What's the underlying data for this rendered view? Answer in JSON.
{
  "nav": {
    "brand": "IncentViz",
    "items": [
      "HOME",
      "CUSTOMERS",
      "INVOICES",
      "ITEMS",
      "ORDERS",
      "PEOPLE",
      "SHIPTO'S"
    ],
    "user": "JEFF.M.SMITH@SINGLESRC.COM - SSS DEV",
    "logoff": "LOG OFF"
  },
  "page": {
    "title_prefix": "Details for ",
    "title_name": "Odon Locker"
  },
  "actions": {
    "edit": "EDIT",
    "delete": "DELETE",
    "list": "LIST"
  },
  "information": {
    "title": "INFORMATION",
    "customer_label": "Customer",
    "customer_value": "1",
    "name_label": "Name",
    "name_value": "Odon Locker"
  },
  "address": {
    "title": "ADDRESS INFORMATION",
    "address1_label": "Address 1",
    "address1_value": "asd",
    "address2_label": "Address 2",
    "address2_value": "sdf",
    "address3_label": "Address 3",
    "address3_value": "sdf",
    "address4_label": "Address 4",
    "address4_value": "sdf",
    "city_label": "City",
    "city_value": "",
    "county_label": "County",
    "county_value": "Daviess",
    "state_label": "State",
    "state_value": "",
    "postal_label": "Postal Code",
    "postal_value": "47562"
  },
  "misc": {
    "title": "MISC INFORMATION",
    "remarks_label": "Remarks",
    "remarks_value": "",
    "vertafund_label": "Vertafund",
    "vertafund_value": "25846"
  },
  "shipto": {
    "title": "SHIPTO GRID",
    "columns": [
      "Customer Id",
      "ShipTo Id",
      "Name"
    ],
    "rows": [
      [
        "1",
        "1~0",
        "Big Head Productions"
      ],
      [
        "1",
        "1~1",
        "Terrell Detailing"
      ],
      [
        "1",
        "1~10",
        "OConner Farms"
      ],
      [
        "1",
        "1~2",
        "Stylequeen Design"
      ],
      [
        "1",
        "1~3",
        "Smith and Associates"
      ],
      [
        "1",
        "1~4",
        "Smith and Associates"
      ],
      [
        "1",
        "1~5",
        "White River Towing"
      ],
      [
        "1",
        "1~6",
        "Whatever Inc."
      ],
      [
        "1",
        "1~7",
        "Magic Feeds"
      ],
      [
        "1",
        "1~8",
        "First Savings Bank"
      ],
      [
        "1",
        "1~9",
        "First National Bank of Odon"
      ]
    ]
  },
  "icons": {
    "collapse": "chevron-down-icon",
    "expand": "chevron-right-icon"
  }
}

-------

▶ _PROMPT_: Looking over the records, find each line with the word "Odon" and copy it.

▶ _FINISHED TASK_:
    "title_name": "Odon Locker"
    "name_value": "Odon Locker"
        "First National Bank of Odon"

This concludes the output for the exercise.